      Dario Moutinho

      Hi Joyce,

      This was a great explanation.

      One question, if the database local and system currency differ does that mean you need to run the "Conversion Differences" utility first before running the "Exchange Rates Differences" utility?



      Author's profile photo Joyce Liu
      Joyce Liu
      Blog Post Author

      Hi Dário, 

      Good question.

      Conversion difference is relevant for companies whose defined system currency is different from the local currency. The Conversion Differences report translates the local currency into system currency by using exchange rate at the Execution date, and compares the result with the system currency value of the original transaction, to identify the conversion differences.
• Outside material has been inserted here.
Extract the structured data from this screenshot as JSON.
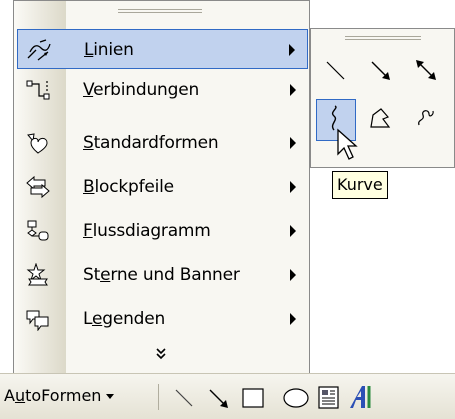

      It is suggested to run Exchange Rate Difference report first to have the updated balance in local currency before running the Conversion Difference report.

      By the way the journal entry generated from Exchange Rate Difference report also contain postings to system currency, so if you run both reports on the same day, there should no difference on the result no matter which report is run first.

      Hope it clarifies.